any substance having the consistency of jelly.
Chiefly British. a fruit-flavored gelatin dessert.
a plastic sandal or shoe.

verb (used with or without object), jel·lied, jel·ly·ing.

to bring or come to the consistency of jelly.


containing or made, spread, or topped with jelly or syrup; jellied: jelly apples.

Origin of jelly

1350–1400; Middle English gely < Old French gelee frozen jelly < Medieval Latin gelāta frozen, equivalent to Latin gel- freeze + -āta -ate1; cf. gel, cold
Related formsjel·ly·like, adjective Unabridged Based on the Random House Unabridged Dictionary, © Random House, Inc. 2019

Related Words for jellies

gelatin, preserve, mass, extract, pulp, jell, pectin, unction, balm, ointment, salve

Examples from the Web for jellies

Contemporary Examples of jellies

Historical Examples of jellies

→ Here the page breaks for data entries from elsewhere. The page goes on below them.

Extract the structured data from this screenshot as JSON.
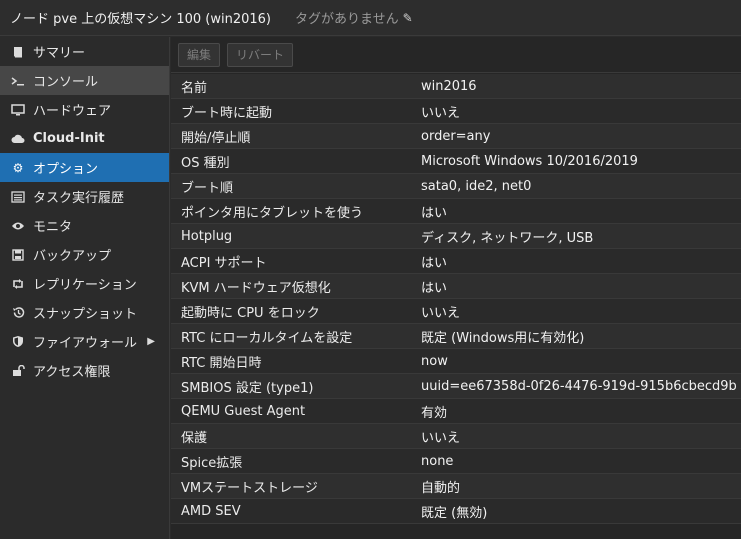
{
  "header": {
    "title": "ノード pve 上の仮想マシン 100 (win2016)",
    "tags": "タグがありません"
  },
  "sidebar": {
    "items": [
      {
        "label": "サマリー",
        "icon": "book-icon",
        "state": "normal"
      },
      {
        "label": "コンソール",
        "icon": "terminal-icon",
        "state": "hover"
      },
      {
        "label": "ハードウェア",
        "icon": "monitor-icon",
        "state": "normal"
      },
      {
        "label": "Cloud-Init",
        "icon": "cloud-icon",
        "state": "normal"
      },
      {
        "label": "オプション",
        "icon": "gear-icon",
        "state": "active"
      },
      {
        "label": "タスク実行履歴",
        "icon": "list-icon",
        "state": "normal"
      },
      {
        "label": "モニタ",
        "icon": "eye-icon",
        "state": "normal"
      },
      {
        "label": "バックアップ",
        "icon": "floppy-icon",
        "state": "normal"
      },
      {
        "label": "レプリケーション",
        "icon": "retweet-icon",
        "state": "normal"
      },
      {
        "label": "スナップショット",
        "icon": "history-icon",
        "state": "normal"
      },
      {
        "label": "ファイアウォール",
        "icon": "shield-icon",
        "state": "normal"
      },
      {
        "label": "アクセス権限",
        "icon": "unlock-icon",
        "state": "normal"
      }
    ]
  },
  "toolbar": {
    "edit_label": "編集",
    "revert_label": "リバート"
  },
  "options": [
    {
      "key": "名前",
      "value": "win2016"
    },
    {
      "key": "ブート時に起動",
      "value": "いいえ"
    },
    {
      "key": "開始/停止順",
      "value": "order=any"
    },
    {
      "key": "OS 種別",
      "value": "Microsoft Windows 10/2016/2019"
    },
    {
      "key": "ブート順",
      "value": "sata0, ide2, net0"
    },
    {
      "key": "ポインタ用にタブレットを使う",
      "value": "はい"
    },
    {
      "key": "Hotplug",
      "value": "ディスク, ネットワーク, USB"
    },
    {
      "key": "ACPI サポート",
      "value": "はい"
    },
    {
      "key": "KVM ハードウェア仮想化",
      "value": "はい"
    },
    {
      "key": "起動時に CPU をロック",
      "value": "いいえ"
    },
    {
      "key": "RTC にローカルタイムを設定",
      "value": "既定 (Windows用に有効化)"
    },
    {
      "key": "RTC 開始日時",
      "value": "now"
    },
    {
      "key": "SMBIOS 設定 (type1)",
      "value": "uuid=ee67358d-0f26-4476-919d-915b6cbecd9b"
    },
    {
      "key": "QEMU Guest Agent",
      "value": "有効"
    },
    {
      "key": "保護",
      "value": "いいえ"
    },
    {
      "key": "Spice拡張",
      "value": "none"
    },
    {
      "key": "VMステートストレージ",
      "value": "自動的"
    },
    {
      "key": "AMD SEV",
      "value": "既定 (無効)"
    }
  ]
}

British Dictionary definitions for jellies


pl n

British slang gelatine capsules of temazepam, dissolved and injected as a recreational drug
Also called: jelly shoes shoes made from brightly coloured transparent plastic

Word Origin for jellies

C20: shortened from gelatine



noun plural -lies

a fruit-flavoured clear dessert set with gelatineUS and Canadian trademark: Jell-o
a preserve made from the juice of fruit boiled with sugar and used as jam
a savoury food preparation set with gelatine or with a strong gelatinous stock and having a soft elastic consistencycalf's-foot jelly
anything having the consistency of jelly
informal a coloured gelatine filter that can be fitted in front of a stage or studio light

verb -lies, -lying or -lied

to jellify
Derived Formsjelly-like, adjective

Word Origin for jelly

C14: from Old French gelee frost, jelly, from geler to set hard, from Latin gelāre, from gelu frost




British a slang name for gelignite
Collins English Dictionary - Complete & Unabridged 2012 Digital Edition © William Collins Sons & Co. Ltd. 1979, 1986 © HarperCollins Publishers 1998, 2000, 2003, 2005, 2006, 2007, 2009, 2012

Word Origin and History for jellies



late 14c., from Old French gelee "a frost; jelly," noun use of fem. past participle of geler "congeal," from Latin gelare "to freeze," from gelu "frost" (see cold (adj.)).



c.1600, from jelly (n.). Related: Jellied; jellying.

Online Etymology Dictionary, © 2010 Douglas Harper

jellies in Medicine




A semisolid resilient substance usually containing some form of gelatin in solution.
The American Heritage® Stedman's Medical Dictionary Copyright © 2002, 2001, 1995 by Houghton Mifflin Company. Published by Houghton Mifflin Company.